In the debate over the right of same-sex marriage opponents to refuse working gay weddings, LGBT advocates have consistently emphasized that one person’s religion must never override someone else’s civil right to public accommodation. I’m OK with that.
But to me, the relevant aspect of the First Amendment is not the religious free-exercise clause – it’s the free-speech guarantee that everybody can proclaim their ideas however they want, with no government compulsion to express any particular opinion.
Same-sex marriage supporters have questioned how baking cakes or taking photographs is a celebration of someone else’s beliefs. Perhaps the following questions will demonstrate precisely how forcing marriage traditionalists to accommodate same-sex weddings makes them endorse another person’s viewpoint:
• Should it be legal for a baker who opposes gay marriage to write in icing on all the same-sex wedding cakes she bakes, “Marriage = One Man, One Woman” instead of “Mazel Tov Adam and Steve” or whatever?
• Could a photographer legally show up to a gay marriage wearing a large button emblazoned with the Bible verse from Leviticus 18:22 prohibiting same-sex relations?
• Must the government tolerate a Christian caterer asserting “This is not a real wedding” to every guest he serves?
• Could a wedding band change the lyrics of a song like “Born This Way” to “Not Born Gay,” or from “I’m Coming Out” to “Please Go Back In” with no statutory repercussions?
If LGBT supporters answer “no” to the above questions, then it becomes perfectly clear they are intent on silencing dissent, not equal public accommodations. If their answers are “yes,” then traditionalists have an easy out when a couple – or the government – forces them to celebrate an event they abhor: just follow one of the suggestions above.
I’m certainly not telling man-woman marriage supporters hired for gay weddings to shout “God Hates Fags!” during the ceremony. There’s no need to be nasty. But if same-sex couples learn more traditionally-minded contractors are prepared to do just that if compelled to work the event, their gay bookings will dry up quickly – which is precisely the point. Gay couples who don’t want their weddings ruined will have to find a vendor who doesn’t object to same-sex marriage.

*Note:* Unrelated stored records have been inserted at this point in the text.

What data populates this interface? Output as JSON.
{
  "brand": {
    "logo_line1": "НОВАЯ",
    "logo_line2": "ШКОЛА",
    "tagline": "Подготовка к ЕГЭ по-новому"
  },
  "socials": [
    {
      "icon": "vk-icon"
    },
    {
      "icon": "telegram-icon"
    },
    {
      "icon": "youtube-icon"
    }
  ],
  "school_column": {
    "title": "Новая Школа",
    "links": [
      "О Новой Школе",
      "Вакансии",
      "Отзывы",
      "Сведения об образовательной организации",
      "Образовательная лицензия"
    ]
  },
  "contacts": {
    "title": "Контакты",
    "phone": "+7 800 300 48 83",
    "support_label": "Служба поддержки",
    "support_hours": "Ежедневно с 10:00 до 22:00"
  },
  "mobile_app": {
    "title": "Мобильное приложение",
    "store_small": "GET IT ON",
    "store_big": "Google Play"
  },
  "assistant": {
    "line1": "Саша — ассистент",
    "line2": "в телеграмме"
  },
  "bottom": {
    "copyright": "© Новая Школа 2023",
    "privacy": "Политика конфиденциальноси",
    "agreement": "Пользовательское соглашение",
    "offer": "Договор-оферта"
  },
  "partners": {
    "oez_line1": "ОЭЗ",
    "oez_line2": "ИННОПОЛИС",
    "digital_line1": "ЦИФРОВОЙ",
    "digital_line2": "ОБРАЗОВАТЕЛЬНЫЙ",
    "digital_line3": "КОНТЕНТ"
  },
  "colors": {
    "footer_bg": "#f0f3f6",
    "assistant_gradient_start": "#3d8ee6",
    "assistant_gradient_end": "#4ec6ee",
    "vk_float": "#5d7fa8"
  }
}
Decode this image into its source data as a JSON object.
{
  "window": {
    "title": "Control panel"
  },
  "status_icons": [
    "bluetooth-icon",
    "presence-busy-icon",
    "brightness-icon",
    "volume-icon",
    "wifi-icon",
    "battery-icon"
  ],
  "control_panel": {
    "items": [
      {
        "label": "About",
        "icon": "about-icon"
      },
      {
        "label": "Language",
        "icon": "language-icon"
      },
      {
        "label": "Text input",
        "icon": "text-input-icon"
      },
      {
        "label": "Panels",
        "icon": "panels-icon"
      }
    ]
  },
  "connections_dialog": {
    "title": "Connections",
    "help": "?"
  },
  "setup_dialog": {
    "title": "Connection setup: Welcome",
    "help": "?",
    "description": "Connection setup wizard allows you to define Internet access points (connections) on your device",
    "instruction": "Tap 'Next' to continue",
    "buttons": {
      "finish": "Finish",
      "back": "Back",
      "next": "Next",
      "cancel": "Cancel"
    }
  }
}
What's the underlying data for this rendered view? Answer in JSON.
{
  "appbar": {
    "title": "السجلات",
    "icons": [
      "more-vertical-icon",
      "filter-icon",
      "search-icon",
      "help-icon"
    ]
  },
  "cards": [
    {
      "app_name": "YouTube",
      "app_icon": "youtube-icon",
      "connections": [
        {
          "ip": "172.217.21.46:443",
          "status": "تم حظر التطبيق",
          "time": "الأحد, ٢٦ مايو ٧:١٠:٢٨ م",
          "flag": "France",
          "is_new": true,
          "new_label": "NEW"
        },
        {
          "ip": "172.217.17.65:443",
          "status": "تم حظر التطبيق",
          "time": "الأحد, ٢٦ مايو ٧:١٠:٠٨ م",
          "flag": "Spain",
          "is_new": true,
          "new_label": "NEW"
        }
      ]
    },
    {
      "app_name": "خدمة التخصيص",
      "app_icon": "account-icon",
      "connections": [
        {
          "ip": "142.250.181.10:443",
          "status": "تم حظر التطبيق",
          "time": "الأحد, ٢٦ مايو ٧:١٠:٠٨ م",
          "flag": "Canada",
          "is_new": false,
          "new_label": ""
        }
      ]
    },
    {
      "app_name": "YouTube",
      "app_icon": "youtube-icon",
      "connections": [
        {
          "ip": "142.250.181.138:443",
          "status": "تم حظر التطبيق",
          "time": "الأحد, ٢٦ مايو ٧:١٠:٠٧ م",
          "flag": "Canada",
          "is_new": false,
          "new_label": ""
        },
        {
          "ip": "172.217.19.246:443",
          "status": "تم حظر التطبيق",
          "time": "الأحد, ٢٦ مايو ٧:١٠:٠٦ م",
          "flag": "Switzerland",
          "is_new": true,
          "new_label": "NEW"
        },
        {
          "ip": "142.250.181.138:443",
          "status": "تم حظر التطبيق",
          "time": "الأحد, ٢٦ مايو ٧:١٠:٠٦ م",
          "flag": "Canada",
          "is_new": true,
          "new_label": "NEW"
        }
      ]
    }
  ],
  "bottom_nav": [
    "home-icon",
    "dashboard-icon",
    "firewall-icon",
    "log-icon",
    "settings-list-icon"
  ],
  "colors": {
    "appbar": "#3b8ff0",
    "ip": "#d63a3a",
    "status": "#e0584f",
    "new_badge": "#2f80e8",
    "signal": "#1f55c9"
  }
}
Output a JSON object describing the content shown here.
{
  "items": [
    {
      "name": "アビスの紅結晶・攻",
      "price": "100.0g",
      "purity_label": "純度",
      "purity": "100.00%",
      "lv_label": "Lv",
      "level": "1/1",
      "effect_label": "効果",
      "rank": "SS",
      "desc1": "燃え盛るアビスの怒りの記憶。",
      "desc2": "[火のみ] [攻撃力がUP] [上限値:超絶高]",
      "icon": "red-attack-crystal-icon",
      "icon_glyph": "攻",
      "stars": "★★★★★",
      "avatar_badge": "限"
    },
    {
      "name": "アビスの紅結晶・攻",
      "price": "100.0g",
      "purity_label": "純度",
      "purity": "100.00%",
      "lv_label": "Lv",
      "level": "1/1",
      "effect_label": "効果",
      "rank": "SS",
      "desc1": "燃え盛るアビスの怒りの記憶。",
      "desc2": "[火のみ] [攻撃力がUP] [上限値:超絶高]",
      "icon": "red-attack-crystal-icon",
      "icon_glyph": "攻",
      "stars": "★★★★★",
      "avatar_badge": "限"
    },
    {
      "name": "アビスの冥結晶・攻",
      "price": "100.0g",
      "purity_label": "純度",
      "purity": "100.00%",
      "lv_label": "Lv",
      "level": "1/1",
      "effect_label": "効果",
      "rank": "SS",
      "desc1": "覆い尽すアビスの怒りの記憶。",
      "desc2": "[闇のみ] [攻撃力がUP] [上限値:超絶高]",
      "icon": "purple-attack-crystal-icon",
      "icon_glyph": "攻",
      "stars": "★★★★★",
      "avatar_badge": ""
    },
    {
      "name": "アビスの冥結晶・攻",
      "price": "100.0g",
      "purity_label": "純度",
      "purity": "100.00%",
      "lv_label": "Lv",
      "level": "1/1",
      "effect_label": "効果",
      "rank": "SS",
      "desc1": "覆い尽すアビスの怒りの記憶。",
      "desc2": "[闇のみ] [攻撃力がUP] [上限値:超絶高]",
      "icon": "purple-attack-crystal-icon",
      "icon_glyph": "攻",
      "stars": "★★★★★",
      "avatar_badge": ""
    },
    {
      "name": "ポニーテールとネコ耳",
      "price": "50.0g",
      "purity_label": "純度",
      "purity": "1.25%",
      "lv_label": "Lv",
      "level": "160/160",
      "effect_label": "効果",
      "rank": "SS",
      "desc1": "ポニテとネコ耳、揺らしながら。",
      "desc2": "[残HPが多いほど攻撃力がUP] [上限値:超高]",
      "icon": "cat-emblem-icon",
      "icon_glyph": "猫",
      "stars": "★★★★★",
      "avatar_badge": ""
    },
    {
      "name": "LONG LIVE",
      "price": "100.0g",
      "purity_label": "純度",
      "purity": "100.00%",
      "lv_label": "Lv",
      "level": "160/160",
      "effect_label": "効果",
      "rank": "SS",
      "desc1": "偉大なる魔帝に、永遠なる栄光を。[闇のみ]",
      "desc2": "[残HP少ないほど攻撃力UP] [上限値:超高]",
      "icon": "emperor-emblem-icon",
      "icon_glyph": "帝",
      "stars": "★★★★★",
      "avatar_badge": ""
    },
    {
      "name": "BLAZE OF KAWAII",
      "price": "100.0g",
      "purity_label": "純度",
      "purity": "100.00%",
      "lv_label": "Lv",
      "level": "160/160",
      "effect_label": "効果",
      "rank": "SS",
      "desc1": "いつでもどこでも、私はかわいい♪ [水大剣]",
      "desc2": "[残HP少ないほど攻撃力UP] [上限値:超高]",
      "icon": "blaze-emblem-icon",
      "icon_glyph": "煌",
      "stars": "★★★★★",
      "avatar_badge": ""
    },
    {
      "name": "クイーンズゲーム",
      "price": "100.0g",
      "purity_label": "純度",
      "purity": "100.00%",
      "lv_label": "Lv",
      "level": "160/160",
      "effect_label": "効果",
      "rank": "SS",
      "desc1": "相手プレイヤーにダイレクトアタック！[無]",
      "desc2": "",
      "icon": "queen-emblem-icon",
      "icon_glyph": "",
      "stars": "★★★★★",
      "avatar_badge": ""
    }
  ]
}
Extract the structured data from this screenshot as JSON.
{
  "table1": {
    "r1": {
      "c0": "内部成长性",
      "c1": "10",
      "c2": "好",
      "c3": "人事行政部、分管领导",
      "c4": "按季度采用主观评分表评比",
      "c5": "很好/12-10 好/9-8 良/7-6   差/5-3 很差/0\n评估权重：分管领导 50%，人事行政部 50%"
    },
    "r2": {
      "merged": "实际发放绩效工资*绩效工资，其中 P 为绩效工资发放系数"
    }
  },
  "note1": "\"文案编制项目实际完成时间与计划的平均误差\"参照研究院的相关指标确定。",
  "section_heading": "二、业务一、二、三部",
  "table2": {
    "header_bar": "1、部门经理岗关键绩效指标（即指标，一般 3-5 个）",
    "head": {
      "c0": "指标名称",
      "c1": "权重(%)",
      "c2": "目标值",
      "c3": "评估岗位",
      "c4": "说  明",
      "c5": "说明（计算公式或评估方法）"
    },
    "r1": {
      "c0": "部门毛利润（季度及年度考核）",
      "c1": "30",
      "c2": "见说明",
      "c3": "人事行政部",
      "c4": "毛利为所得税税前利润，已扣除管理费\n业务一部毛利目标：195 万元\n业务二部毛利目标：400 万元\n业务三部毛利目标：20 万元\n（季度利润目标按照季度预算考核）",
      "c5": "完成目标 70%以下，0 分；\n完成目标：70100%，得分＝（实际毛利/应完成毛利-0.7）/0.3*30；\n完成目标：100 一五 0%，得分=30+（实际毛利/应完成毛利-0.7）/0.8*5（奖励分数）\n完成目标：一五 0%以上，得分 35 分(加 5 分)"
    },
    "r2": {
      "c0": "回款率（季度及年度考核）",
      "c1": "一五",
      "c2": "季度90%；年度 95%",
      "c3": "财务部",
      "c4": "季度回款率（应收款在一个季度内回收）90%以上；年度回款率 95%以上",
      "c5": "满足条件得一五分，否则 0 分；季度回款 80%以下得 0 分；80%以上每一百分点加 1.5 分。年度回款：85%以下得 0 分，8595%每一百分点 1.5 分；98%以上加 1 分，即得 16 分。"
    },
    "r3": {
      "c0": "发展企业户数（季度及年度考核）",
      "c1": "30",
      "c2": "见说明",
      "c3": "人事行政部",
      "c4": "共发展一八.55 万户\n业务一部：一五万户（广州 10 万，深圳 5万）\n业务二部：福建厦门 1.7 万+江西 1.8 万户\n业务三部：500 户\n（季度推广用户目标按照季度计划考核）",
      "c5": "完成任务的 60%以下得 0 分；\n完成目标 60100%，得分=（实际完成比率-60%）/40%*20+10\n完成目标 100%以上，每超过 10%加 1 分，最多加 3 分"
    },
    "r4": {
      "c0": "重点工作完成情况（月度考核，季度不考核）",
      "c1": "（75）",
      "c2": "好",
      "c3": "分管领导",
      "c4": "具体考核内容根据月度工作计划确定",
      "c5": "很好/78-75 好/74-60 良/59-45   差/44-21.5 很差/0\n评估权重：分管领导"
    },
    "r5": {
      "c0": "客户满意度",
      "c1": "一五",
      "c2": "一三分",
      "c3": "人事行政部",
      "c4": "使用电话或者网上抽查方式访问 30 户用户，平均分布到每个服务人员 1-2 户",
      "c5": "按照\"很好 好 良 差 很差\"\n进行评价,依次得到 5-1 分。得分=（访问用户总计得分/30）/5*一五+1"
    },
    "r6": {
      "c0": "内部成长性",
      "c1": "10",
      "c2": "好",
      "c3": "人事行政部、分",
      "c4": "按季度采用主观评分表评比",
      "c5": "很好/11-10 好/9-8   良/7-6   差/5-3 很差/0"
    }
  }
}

But aren’t people obliged to fully honor contracts? Sure, but no business should be strong-armed into signing a contract that demands expression of any specific idea. And if a government does currently make every wedding vendor accept all commissions? Well, that’s a great argument for the recent controversial laws to protect people from being forced to serve gay weddings.